Warning: what follows will make your skin crawl—literally. It is a disturbing condition that causes victims to develop open sores that won’t heal, sprout strange, brightly colored fibers, and feel sensations of something moving, stinging and biting under the skin. Sufferers have experienced fatigue, memory loss, impaired vision and joint pain.
But perhaps most troubling is the fact that the medical profession hasn’t even been able to agree whether it’s a real disease or its alleged sufferers are just delusional.
While doctors and scientists are hesitant to call it a legitimate new illness, reports of the phenomenon, known as Morgellons, are spreading. The Morgellons Research Foundation, or MRF, reports that 12,596 families have registered with them so far, mostly from Texas, Florida, and California. Reports have now begun to come in from Canada and Europe as well. Mary Leitao, whose son developed the condition after complaining of “bugs,” formed the group to help the affliction gain legitimacy in the medical community.
The strange blue, green, red and black fibers, also described as wires or threads, are the most striking characteristics tying together alleged cases of Morgellons. Leitao coined the disease’s name herself after finding accounts of a disease by that name involving “harsh hairs” in the 17th-century medical researcher Sir Thomas Browne’s “Letter To A Friend.”
The CDC is conducting an investigation into the phenomenon, at present labeled an Unexplained Dermopathy, together with Kaiser Permanente’s Northern California Division of Research and the U.S. Armed Forces Institute of Pathology.
The study, being conducted in three stages, began in January. Participants will undergo clinical evaluations, including general, dermatological, and mental health exams, skin biopsies, multiple blood tests and urine samples.
“We have no data on it at this point,” said CDC spokeswoman Lola Russell. “This is an initial investigation. This is population-based research, a descriptive study, to help us learn more about people who may have been affected by this condition. We have now begun the process of quantifying it and qualitatively looking at it.”
Russell said she could not comment on any new developments or clues as to what the strange fibers or crawling sensations could be.
“We’re not commenting on any of that, because we don’t know any of that,” she said. That’s why we’re doing research and tests. We’re not even at that point yet.”
No information is available yet as to whether or not the condition is parasitic, what treatment options may be, or how people can protect themselves. Russell said that the CDC hopes to have data to share with the public by next January.
“That’s still open,” she said. “This is something that we’re looking into and we hope to find more information about it. It’s unknown at this point. It hasn’t been specifically linked to any infectious agent. These are questions that for the moment, we don’t know the answer to. It’s very new.”
It should come as no surprise that such an unacknowledged medical mystery has spun several conspiracy theories.
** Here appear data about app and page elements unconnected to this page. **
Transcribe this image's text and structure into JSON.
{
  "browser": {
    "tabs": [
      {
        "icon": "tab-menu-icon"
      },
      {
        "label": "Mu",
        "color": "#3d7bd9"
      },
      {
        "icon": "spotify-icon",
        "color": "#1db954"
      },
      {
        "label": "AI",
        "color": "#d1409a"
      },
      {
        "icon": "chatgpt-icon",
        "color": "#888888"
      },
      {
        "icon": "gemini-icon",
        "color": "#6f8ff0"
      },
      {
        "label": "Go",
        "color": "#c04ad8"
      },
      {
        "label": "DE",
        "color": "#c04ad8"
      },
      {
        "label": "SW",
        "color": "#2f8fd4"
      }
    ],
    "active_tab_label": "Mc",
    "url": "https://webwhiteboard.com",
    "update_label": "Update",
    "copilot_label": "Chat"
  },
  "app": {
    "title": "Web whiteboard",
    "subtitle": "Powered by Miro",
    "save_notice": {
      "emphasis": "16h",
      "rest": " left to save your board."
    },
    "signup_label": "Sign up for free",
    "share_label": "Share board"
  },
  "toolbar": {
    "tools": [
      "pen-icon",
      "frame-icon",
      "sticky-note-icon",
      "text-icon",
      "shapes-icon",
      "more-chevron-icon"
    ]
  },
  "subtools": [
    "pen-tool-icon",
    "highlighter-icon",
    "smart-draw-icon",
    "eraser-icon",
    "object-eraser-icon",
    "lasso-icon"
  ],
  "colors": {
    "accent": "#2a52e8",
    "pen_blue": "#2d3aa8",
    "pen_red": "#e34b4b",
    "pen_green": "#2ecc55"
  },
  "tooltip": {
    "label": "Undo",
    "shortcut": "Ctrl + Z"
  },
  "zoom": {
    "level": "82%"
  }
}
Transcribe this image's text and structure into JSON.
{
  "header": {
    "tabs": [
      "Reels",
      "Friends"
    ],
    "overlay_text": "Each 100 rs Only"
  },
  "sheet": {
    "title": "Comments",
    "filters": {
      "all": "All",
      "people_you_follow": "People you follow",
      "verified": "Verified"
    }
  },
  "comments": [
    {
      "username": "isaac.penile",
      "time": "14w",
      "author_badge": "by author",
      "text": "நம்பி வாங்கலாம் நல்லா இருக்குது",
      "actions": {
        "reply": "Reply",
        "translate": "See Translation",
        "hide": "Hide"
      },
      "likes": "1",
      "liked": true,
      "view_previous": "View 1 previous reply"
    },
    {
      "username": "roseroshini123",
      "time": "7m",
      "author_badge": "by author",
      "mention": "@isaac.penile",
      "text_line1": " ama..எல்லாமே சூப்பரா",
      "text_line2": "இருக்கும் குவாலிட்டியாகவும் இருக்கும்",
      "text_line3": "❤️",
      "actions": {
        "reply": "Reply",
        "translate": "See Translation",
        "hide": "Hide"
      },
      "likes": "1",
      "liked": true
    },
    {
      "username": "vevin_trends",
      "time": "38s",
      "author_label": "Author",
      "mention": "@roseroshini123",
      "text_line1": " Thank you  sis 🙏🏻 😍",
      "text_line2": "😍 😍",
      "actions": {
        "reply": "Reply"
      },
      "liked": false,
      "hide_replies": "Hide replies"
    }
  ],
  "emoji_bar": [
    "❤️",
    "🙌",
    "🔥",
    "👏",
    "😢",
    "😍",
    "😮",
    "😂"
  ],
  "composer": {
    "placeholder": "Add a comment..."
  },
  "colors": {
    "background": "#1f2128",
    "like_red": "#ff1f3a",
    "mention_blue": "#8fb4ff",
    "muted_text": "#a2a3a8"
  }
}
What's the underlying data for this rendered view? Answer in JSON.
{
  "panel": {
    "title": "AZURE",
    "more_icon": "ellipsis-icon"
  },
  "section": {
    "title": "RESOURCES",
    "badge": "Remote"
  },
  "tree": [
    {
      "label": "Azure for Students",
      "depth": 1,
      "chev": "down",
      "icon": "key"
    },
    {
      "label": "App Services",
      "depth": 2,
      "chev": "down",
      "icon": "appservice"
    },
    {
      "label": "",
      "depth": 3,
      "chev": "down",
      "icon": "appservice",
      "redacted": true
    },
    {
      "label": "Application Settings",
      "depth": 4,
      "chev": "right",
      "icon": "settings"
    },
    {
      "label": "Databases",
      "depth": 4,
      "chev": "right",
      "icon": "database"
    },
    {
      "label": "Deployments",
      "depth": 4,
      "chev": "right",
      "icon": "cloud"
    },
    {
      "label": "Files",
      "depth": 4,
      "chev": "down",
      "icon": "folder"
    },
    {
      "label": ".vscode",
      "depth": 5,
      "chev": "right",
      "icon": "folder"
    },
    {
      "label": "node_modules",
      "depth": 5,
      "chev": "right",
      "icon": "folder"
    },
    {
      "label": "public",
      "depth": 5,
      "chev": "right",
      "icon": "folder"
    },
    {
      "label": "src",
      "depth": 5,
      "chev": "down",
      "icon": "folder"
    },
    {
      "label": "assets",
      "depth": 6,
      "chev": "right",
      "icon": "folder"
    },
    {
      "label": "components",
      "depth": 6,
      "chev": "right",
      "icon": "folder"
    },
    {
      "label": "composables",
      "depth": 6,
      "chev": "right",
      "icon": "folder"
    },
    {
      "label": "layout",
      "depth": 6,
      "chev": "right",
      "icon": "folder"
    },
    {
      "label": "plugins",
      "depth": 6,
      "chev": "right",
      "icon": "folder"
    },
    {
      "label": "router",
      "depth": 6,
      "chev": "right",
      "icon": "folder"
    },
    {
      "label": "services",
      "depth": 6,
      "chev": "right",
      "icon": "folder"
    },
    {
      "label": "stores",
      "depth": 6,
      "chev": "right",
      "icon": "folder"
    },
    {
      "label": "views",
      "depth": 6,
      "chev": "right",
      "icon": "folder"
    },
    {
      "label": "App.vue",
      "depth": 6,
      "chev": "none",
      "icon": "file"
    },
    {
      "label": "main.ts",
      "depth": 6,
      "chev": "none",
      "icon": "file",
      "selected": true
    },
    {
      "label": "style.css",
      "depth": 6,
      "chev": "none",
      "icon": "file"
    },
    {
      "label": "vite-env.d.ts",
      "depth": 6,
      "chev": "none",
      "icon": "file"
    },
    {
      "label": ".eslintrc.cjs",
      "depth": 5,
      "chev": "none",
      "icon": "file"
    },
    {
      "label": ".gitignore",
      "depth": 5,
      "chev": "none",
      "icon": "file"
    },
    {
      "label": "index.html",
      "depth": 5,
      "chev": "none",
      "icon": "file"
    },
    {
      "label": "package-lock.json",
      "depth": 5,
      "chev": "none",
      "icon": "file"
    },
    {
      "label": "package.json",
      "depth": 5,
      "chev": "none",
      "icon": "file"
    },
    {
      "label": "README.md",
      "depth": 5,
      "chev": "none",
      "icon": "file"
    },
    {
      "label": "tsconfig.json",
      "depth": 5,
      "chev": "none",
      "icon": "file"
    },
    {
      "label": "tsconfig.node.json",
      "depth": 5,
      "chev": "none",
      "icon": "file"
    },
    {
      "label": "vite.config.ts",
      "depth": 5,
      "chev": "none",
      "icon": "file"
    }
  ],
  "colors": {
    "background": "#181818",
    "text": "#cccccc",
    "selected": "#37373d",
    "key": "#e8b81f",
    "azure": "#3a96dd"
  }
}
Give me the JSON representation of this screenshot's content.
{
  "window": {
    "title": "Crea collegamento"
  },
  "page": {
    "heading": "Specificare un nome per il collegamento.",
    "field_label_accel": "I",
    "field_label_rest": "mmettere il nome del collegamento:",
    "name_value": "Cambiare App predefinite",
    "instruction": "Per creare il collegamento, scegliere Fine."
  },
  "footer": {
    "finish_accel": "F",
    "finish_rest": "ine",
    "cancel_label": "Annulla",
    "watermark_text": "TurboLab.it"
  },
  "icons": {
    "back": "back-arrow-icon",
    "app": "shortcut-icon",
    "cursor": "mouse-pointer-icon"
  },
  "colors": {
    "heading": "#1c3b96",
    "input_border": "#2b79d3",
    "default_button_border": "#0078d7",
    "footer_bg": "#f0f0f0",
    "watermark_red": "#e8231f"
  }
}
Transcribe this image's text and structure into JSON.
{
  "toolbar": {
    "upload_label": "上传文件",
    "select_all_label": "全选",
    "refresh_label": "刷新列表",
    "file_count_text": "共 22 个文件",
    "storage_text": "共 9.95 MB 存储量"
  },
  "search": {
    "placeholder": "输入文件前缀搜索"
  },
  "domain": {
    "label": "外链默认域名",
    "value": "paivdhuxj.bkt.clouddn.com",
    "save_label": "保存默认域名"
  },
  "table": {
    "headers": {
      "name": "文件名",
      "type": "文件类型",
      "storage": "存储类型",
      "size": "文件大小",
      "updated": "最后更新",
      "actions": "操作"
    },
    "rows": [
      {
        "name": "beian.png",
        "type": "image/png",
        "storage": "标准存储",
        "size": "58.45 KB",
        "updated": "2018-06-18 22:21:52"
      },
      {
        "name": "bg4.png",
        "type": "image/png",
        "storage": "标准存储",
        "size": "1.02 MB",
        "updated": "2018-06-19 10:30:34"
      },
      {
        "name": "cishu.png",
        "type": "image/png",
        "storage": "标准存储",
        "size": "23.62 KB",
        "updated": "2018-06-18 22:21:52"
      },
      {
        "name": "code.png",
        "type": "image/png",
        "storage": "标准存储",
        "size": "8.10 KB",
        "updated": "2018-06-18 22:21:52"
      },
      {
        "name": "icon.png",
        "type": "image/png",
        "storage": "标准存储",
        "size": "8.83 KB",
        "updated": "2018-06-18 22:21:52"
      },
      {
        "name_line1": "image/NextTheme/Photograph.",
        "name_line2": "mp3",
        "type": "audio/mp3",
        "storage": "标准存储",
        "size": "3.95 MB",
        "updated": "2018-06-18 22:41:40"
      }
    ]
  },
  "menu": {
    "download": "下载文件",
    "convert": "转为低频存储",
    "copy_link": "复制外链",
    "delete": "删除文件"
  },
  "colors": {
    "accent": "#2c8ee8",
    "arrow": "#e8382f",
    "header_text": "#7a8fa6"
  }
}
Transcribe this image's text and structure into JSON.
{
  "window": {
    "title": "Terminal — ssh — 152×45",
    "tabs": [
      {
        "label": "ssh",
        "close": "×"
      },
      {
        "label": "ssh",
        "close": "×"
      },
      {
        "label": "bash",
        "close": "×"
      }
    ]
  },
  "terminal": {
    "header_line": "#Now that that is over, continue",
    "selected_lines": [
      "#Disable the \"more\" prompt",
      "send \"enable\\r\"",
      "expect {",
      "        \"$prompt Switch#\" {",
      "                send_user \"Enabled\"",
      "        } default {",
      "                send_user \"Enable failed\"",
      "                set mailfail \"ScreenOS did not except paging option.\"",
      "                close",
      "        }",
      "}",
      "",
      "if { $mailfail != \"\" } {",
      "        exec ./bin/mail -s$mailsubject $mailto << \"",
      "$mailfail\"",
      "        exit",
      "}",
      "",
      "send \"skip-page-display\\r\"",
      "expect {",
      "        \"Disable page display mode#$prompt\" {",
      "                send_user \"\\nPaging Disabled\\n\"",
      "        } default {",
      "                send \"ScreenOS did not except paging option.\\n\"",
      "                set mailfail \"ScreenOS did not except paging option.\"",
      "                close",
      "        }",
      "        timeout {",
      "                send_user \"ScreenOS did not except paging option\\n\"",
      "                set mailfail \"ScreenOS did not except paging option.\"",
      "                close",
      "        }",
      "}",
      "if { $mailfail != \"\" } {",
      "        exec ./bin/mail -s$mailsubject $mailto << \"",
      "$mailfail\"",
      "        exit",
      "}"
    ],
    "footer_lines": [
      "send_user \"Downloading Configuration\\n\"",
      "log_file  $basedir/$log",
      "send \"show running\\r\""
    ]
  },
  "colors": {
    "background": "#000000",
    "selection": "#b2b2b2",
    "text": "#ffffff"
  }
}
Some Morgellons speculators have been calling the disease a government “inside job.” They hypothesize that the condition might have originated in “chemtrails,” allegedly jet contrails used to test out new agents of biological warfare.
Russell said the CDC could not respond to such allegations.
“The CDC does not have a position on this. We don’t know anything about the condition, we’re looking to find out more about it,” she said. “We’re trying to even describe it, to even give details on it…if there is a condition that fits this description, if there is a protocol for it.”
The National Institutes of Health has launched a new Undiagnosed Diseases Program to deal with mysterious conditions like Morgellons.
“Morgellons may come up in this particular study, but it will not be exclusively about that,” said Kelli Marciel of the NIH’s Office of Rare Diseases.
Russell said that if there are suspicious factors or patterns in the illness, there will be follow-up studies.
The difficult part of trying to scientifically pin down Morgellons is that most of what is known about it comes from self reports by those affected. There is no official protocol for it or any type of systematic surveillance. The majority of information on it so far has been collected by the Morgellons Research Foundation’s registry. The CDC received roughly 1,200 inquiries about it in 2007, according to the transcript of a January media briefing.
The very lack of information about Morgellons is what makes it all the more unsettling for the general public.
“We’re working with science here, not opinion,” said Russell. “So our scientists are working very hard at something that has been of concern to a number of people and we’re dedicated to finding out as much as we can about it.”
The Morgellons Research Foundation and Dr. Joe Selby, Director of the Division of Research at Kaiser Permanente, could not be reached as of press time.
-Stephanie Wynalek is pursuing a bachelor’s degree in journalism and media studies at Rutgers University.
Source: AFF Doublethink Online | Andrew Stiles
Source: AFF Doublethink Online | Kathlyn Ehl